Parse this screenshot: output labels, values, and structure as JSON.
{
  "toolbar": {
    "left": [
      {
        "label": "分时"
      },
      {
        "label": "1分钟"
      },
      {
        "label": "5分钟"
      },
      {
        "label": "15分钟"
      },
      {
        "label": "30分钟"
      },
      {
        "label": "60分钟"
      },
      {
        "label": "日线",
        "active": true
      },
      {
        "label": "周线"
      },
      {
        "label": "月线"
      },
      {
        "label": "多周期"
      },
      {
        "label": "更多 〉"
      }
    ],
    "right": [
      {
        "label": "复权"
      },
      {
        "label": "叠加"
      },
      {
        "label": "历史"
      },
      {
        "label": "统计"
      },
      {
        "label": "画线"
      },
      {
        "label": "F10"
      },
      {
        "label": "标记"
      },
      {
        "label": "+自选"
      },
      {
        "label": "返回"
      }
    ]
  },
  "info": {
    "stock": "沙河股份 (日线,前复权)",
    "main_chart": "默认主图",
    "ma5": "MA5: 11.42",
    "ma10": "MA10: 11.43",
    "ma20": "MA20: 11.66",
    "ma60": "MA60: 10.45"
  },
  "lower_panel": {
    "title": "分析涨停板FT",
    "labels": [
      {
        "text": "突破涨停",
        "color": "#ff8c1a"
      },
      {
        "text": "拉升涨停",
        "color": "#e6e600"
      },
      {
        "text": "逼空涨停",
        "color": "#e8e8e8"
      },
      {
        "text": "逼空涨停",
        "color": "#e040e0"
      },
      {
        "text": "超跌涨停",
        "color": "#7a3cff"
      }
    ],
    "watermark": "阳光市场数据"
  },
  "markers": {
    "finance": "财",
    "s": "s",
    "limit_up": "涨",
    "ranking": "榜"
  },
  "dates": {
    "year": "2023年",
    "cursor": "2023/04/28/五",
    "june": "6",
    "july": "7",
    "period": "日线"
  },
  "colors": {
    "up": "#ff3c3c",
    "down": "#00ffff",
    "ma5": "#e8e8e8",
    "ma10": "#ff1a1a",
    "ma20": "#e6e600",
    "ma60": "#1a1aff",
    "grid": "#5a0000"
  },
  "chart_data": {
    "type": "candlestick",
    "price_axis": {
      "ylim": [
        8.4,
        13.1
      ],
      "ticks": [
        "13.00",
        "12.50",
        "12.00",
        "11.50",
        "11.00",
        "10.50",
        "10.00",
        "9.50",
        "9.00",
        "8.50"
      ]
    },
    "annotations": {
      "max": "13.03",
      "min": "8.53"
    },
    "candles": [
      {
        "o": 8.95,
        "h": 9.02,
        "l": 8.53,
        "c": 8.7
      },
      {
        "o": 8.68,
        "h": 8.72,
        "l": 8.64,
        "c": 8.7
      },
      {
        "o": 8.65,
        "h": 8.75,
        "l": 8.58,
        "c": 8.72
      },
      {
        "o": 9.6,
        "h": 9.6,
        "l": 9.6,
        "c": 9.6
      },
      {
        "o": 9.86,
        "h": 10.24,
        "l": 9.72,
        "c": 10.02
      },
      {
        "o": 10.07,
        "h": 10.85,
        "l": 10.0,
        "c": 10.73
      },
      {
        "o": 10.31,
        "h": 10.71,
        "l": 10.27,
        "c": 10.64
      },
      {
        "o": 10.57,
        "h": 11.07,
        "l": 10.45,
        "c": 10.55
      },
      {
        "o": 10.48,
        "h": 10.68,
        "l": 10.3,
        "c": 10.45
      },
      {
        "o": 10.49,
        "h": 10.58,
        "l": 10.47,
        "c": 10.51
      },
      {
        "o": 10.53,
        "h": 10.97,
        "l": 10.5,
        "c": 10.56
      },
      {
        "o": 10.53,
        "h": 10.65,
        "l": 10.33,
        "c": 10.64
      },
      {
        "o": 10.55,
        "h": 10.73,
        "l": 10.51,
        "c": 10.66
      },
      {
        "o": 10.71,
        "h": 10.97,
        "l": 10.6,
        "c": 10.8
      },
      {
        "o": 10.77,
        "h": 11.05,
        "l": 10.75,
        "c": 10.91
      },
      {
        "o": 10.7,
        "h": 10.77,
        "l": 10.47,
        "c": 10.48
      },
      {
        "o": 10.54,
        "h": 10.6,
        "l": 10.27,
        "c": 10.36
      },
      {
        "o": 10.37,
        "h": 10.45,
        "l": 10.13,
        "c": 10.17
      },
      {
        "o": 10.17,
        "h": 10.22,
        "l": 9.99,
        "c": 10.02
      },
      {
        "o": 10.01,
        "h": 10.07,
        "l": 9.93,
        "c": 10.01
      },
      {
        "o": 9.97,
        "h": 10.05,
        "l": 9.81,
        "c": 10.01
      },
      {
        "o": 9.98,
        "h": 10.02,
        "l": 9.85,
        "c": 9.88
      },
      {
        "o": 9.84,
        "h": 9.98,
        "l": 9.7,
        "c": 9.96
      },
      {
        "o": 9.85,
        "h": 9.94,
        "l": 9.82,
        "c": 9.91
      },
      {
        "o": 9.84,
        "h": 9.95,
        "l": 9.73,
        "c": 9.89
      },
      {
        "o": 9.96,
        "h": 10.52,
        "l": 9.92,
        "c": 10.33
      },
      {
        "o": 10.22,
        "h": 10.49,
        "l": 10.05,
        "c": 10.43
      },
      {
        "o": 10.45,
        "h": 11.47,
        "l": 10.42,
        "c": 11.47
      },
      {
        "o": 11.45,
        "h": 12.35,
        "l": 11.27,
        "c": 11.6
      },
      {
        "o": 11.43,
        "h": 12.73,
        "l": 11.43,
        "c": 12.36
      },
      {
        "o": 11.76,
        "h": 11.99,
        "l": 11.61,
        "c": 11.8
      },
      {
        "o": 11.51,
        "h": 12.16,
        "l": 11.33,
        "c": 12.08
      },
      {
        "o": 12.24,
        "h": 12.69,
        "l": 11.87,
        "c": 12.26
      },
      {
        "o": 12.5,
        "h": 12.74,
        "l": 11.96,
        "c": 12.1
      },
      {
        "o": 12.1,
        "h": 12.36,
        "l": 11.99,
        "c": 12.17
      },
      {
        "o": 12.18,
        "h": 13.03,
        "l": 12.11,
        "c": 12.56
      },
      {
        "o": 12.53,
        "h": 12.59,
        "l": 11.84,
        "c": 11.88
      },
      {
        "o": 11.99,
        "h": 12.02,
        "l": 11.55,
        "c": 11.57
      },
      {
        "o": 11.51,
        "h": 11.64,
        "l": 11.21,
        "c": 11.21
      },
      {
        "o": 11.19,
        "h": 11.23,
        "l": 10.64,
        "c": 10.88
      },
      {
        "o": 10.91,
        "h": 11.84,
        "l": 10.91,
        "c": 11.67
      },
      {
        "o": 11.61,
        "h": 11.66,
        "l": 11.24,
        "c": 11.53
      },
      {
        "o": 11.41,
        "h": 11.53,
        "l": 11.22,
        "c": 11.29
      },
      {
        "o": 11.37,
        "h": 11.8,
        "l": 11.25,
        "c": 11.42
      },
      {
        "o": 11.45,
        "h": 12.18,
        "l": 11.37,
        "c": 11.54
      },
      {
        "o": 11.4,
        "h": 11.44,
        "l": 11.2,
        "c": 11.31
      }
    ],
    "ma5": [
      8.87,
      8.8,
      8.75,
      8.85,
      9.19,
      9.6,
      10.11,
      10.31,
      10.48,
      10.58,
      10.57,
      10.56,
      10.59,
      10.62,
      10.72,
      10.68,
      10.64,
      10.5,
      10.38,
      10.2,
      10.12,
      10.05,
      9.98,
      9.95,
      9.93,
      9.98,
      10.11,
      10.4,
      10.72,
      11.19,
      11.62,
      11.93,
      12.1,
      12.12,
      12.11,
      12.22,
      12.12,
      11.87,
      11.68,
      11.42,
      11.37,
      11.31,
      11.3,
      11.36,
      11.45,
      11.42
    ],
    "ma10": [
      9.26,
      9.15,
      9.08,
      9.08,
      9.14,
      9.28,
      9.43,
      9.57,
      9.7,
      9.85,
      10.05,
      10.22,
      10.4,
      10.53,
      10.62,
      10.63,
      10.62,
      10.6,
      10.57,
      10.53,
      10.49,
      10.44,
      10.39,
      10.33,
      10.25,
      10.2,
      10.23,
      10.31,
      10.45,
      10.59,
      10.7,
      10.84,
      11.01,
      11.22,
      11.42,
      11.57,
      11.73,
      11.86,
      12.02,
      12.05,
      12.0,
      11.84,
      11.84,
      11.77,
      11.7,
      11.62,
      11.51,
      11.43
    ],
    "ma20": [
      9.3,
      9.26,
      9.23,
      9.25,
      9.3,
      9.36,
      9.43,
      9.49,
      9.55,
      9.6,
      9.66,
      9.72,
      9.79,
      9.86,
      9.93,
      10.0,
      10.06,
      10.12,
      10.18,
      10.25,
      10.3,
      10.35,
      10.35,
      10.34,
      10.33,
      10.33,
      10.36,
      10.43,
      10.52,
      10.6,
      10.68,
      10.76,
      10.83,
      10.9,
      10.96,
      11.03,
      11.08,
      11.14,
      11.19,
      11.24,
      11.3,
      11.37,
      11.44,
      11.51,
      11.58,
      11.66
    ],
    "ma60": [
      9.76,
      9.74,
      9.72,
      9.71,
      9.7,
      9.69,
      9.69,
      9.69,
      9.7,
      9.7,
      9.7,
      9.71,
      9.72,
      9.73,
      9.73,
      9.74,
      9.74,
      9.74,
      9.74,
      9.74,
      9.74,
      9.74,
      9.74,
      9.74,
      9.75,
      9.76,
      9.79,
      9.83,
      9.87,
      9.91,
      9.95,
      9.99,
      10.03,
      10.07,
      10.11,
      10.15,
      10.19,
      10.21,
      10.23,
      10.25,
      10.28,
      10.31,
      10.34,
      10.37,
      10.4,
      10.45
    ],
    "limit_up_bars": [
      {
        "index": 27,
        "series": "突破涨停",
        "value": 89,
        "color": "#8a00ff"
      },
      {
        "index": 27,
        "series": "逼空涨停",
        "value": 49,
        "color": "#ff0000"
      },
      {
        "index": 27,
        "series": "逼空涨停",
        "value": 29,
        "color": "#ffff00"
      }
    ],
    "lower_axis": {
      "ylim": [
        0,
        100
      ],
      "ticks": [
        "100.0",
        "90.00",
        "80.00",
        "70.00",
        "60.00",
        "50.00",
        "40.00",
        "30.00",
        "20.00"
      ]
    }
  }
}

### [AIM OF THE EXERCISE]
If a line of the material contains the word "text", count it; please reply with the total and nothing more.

### [FINAL ANSWER]
5